─── Data records
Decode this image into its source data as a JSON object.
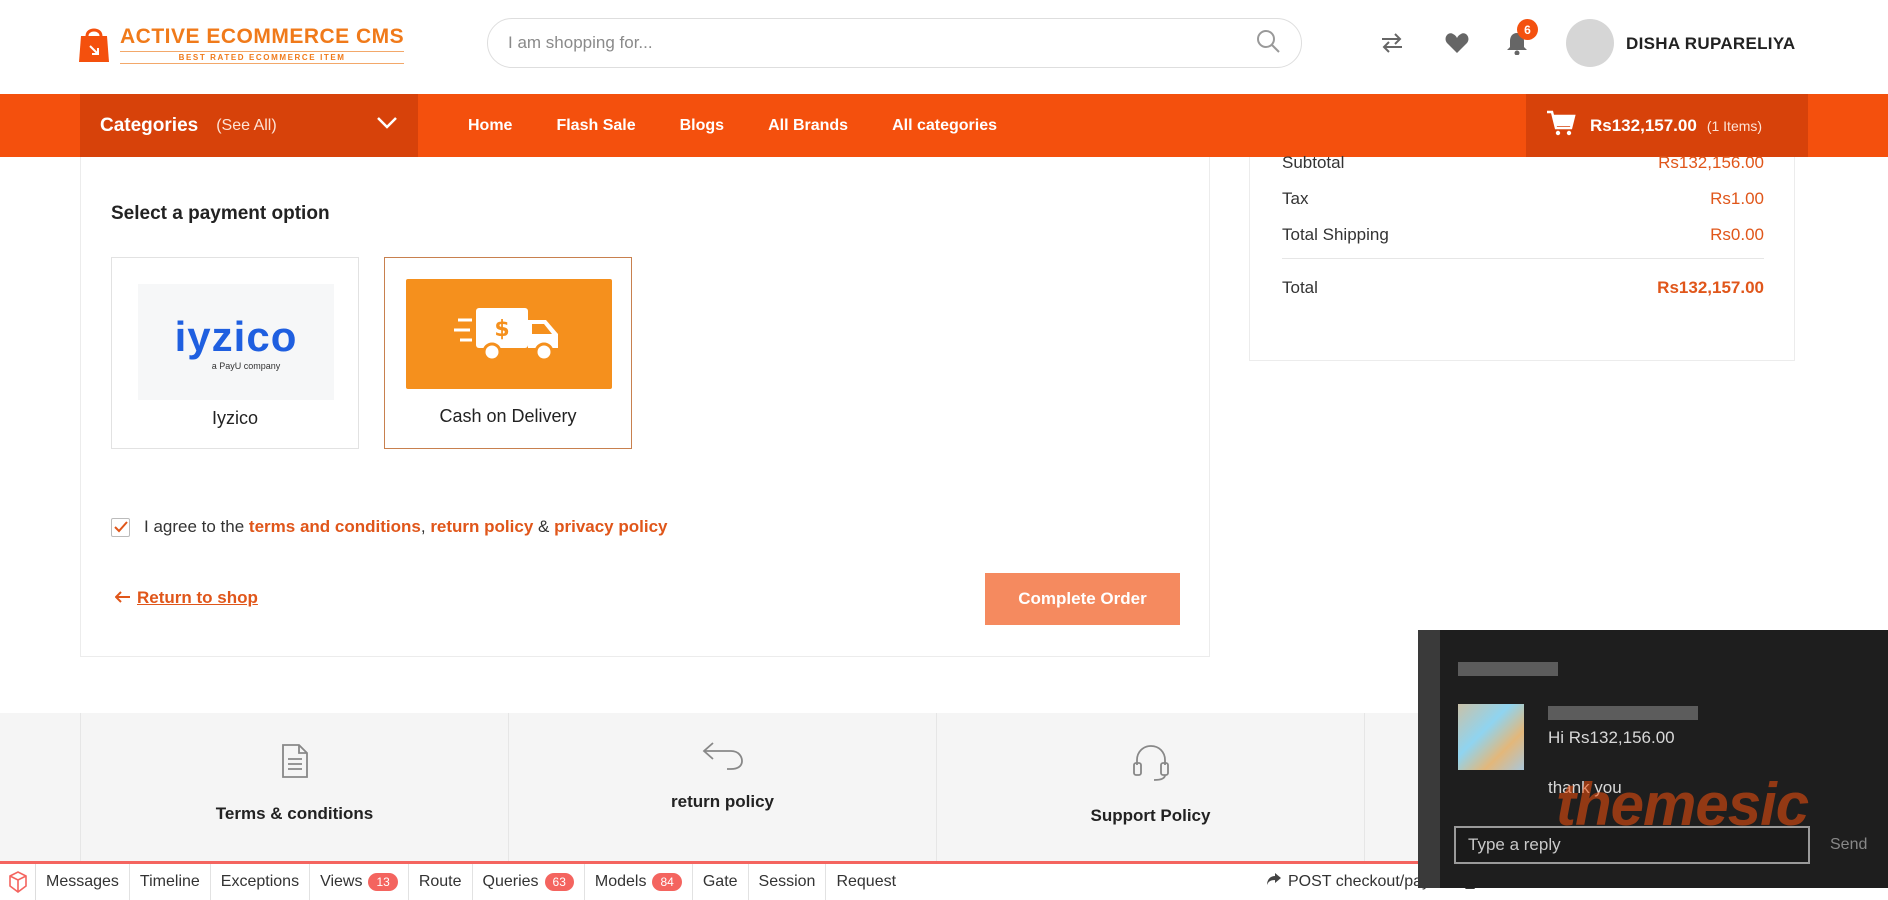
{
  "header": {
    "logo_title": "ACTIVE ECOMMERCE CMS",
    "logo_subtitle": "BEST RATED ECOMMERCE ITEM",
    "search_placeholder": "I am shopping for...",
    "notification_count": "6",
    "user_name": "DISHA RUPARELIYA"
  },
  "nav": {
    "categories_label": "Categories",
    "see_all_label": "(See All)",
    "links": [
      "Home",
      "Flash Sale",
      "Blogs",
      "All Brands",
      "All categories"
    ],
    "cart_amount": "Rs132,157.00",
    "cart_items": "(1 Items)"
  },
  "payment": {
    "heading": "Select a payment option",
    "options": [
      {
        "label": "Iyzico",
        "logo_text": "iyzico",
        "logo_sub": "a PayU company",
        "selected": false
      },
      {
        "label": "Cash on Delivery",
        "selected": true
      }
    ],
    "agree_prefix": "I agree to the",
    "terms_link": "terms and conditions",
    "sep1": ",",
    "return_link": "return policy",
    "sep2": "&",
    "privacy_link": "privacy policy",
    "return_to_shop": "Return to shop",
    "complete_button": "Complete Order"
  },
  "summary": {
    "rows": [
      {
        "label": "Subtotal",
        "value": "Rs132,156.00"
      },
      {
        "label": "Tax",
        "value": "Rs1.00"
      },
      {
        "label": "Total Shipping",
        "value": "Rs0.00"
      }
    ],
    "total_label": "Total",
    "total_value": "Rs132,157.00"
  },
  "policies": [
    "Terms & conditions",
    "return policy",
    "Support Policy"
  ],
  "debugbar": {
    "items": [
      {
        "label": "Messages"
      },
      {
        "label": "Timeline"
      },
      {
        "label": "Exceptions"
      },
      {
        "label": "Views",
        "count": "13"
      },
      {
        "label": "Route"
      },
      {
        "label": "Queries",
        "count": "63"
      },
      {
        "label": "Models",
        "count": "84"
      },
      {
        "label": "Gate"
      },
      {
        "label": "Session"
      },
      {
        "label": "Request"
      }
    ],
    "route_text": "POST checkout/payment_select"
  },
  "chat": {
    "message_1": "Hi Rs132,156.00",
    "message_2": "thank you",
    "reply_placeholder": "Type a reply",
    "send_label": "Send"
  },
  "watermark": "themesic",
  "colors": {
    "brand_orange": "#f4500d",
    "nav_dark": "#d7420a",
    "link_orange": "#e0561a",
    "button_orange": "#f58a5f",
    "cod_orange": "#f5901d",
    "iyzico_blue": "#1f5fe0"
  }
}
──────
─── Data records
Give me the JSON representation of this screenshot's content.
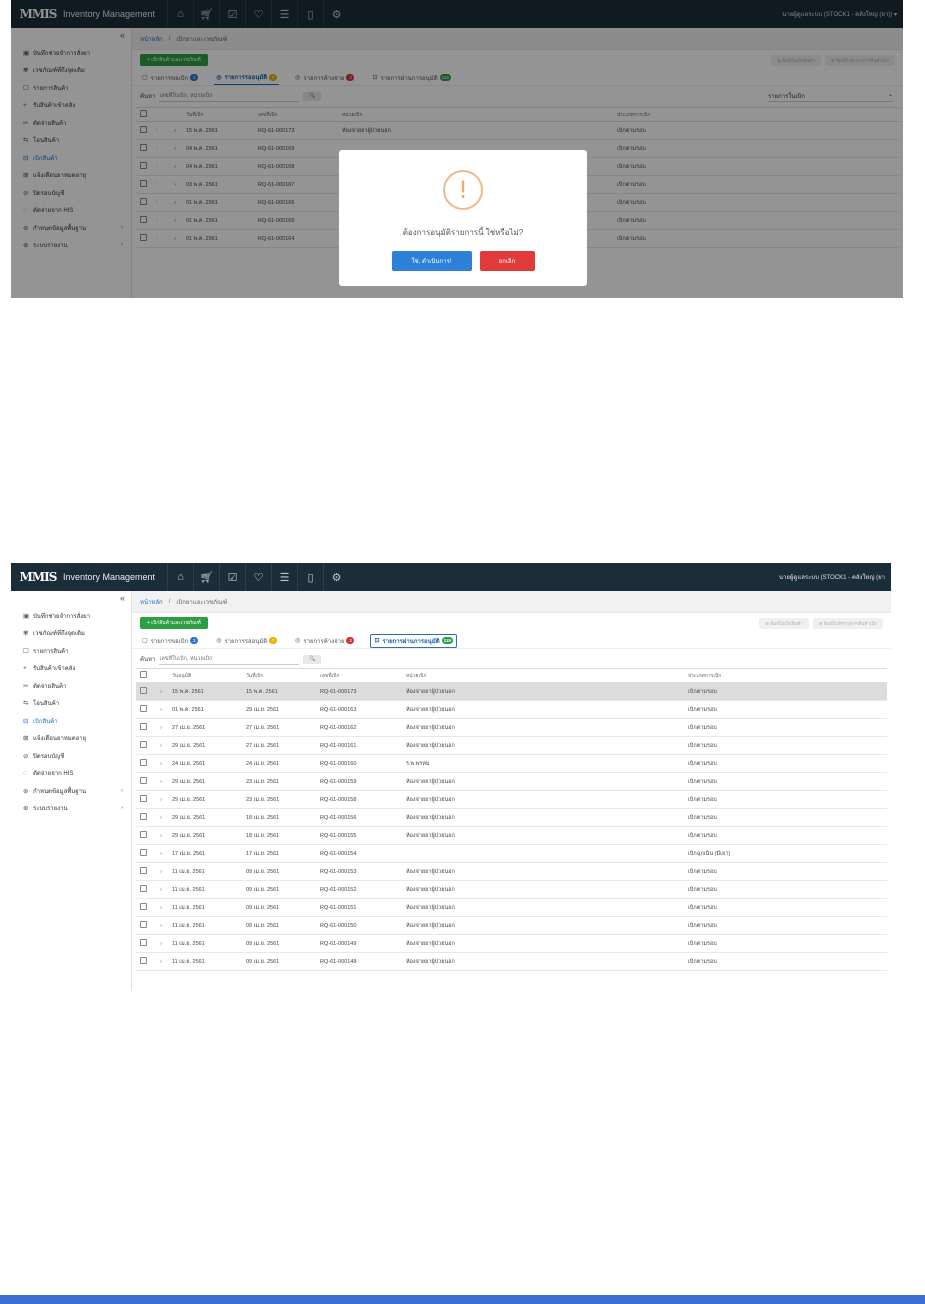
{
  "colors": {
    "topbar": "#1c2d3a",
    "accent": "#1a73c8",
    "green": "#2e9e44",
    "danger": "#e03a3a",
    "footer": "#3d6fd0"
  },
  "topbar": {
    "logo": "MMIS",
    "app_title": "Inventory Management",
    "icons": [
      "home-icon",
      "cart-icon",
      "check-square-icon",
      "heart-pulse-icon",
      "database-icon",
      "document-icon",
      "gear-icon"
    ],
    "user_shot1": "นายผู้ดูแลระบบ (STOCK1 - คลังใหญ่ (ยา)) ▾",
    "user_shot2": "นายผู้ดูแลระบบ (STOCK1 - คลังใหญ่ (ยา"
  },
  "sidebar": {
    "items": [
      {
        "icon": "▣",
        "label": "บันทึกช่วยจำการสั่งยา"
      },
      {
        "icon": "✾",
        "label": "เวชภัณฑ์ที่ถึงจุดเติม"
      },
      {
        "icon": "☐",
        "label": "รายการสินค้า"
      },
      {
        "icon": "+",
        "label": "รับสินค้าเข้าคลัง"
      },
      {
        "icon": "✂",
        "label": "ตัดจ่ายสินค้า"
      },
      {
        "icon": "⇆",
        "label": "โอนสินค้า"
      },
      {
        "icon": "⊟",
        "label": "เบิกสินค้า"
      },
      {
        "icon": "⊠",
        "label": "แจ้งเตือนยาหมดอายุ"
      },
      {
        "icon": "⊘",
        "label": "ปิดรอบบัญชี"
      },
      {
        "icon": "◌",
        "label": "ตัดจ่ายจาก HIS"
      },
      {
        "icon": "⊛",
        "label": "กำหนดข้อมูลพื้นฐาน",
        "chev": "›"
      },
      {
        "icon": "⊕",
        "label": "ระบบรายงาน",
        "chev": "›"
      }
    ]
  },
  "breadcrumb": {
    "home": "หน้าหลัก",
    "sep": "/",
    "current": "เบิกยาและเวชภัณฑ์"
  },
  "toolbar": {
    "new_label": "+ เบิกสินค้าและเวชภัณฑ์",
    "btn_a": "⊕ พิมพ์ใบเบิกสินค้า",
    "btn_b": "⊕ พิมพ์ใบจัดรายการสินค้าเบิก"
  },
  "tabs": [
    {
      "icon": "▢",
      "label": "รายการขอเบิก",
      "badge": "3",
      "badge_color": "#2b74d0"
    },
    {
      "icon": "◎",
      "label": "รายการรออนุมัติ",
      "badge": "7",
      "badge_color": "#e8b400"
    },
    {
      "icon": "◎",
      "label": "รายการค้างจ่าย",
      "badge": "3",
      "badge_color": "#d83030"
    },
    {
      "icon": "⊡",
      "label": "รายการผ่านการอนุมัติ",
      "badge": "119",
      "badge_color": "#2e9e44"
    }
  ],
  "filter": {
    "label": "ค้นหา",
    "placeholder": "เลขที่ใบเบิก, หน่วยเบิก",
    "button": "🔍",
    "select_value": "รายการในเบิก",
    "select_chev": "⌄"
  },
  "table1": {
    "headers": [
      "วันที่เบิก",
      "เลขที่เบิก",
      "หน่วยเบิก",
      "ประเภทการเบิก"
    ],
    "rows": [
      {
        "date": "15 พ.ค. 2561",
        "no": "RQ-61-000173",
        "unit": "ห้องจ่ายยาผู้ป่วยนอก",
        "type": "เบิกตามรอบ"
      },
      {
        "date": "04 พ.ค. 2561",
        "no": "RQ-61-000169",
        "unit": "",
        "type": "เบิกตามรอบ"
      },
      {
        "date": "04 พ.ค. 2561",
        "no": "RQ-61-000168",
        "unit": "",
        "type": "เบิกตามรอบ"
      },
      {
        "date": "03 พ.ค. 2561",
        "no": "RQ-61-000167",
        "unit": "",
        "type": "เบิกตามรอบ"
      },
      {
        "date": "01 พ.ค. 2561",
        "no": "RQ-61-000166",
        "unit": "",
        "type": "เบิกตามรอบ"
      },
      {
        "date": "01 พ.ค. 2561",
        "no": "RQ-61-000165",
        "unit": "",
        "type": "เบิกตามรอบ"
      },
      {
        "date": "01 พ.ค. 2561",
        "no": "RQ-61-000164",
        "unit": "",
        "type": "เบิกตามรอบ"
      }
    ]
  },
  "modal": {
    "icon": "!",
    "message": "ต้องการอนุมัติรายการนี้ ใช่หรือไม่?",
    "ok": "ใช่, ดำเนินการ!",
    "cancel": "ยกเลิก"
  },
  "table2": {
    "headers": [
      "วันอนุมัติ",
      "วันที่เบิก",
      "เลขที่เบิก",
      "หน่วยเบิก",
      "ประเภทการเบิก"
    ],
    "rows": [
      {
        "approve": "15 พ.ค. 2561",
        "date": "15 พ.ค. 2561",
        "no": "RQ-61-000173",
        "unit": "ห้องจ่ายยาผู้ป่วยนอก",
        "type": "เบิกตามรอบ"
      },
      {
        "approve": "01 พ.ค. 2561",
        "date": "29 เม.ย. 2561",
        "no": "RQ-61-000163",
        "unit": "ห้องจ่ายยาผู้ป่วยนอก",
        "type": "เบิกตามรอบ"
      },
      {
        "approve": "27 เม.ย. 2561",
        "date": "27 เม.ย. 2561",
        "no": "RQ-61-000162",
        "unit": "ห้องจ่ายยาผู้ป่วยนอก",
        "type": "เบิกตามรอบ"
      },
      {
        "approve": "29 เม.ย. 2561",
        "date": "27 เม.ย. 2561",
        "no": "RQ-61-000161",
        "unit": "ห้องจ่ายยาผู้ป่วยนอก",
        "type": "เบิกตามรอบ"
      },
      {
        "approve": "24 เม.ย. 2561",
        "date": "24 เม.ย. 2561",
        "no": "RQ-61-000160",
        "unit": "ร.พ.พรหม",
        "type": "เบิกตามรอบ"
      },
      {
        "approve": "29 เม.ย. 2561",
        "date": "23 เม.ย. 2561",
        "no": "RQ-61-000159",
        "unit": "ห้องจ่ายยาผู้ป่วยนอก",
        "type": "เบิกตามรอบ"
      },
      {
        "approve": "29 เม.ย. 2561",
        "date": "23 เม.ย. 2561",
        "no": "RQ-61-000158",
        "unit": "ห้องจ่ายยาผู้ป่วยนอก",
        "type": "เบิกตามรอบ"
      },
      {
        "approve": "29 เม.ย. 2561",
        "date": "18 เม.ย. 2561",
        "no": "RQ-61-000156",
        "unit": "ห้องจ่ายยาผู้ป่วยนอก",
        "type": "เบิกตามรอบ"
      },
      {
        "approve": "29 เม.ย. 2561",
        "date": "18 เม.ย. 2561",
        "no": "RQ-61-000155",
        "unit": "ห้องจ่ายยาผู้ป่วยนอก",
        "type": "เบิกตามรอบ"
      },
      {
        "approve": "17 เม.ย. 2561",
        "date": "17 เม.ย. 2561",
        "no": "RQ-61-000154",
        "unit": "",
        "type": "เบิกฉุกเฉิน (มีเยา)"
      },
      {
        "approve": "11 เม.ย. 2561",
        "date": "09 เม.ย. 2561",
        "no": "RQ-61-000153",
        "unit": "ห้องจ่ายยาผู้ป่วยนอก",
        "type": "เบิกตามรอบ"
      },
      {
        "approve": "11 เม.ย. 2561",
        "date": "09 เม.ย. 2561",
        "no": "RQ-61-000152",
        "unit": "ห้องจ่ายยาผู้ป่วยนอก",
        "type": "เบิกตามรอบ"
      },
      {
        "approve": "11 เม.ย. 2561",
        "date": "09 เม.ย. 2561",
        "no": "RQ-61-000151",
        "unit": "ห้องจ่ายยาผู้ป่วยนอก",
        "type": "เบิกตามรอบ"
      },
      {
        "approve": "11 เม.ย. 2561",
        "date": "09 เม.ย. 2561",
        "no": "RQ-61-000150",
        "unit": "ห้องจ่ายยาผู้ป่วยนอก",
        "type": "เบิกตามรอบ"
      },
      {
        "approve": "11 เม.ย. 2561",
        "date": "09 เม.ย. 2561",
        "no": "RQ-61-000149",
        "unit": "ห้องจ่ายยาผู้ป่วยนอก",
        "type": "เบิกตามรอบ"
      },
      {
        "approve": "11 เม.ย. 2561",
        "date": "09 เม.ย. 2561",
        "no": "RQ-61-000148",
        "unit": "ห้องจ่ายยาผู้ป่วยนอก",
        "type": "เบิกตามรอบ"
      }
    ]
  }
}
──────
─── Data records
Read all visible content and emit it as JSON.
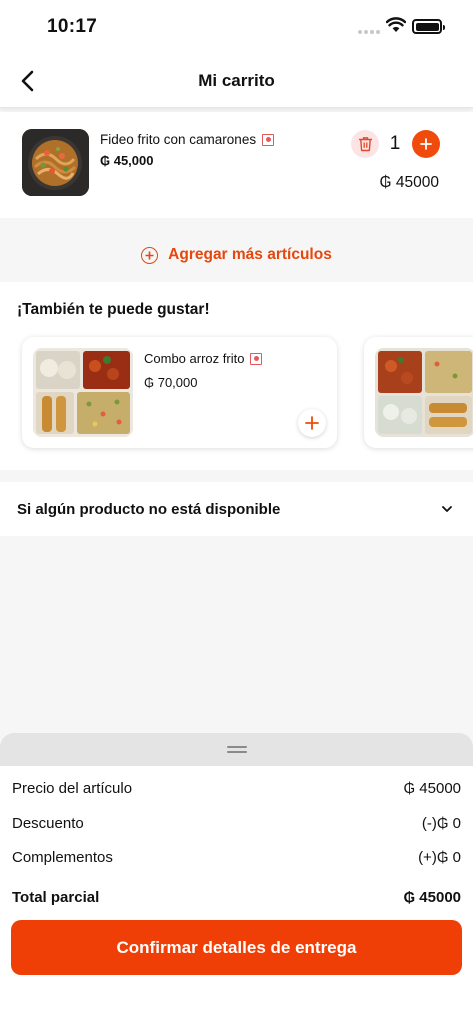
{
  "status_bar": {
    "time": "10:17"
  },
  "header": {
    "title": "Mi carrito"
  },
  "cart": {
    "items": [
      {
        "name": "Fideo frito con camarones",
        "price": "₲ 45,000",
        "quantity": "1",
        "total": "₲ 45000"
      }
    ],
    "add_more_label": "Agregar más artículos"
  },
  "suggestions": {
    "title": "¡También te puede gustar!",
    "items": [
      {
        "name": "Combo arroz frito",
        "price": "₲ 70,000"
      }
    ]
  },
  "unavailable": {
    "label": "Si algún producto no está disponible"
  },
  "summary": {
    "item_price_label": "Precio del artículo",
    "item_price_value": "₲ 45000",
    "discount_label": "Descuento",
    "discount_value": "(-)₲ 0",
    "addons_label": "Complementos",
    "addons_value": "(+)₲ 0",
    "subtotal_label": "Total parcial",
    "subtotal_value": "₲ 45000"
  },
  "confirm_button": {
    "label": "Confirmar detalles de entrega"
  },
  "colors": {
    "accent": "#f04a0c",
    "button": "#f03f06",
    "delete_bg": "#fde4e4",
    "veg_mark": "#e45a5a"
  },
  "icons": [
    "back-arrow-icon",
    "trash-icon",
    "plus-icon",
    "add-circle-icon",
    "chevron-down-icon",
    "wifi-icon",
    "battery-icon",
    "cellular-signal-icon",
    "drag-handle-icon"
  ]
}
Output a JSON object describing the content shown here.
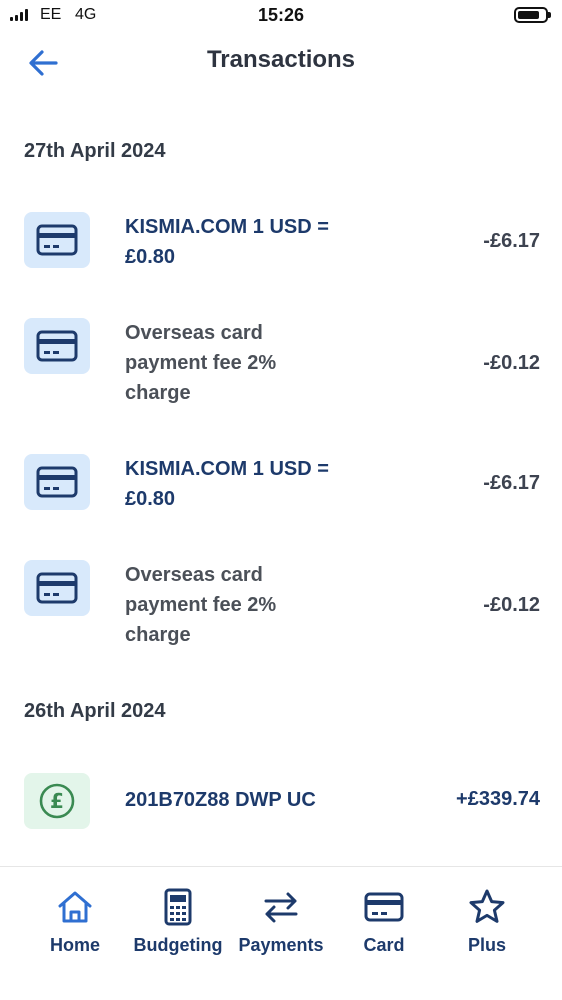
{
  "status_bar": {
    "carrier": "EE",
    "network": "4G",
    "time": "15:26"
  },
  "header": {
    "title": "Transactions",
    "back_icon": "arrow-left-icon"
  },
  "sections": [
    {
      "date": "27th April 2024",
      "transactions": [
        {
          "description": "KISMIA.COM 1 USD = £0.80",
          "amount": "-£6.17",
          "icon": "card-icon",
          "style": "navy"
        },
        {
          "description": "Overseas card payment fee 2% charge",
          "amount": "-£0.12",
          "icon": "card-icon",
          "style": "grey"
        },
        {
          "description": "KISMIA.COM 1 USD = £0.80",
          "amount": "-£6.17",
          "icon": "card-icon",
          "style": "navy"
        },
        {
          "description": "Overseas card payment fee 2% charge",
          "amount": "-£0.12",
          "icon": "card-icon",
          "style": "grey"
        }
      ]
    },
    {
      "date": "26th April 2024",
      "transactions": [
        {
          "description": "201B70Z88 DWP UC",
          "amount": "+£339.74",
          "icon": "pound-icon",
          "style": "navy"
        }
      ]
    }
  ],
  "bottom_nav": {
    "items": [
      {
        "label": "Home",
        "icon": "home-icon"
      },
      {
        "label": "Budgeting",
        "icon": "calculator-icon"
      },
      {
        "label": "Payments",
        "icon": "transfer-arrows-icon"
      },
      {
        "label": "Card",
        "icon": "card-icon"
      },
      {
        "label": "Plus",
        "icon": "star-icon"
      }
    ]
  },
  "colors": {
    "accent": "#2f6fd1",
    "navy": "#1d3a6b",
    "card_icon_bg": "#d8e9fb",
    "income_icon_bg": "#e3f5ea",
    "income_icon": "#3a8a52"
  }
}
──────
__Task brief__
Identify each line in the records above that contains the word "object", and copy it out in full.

__Problem solution__
Decode this image into its source data as a JSON object.
Output a JSON object describing the content shown here.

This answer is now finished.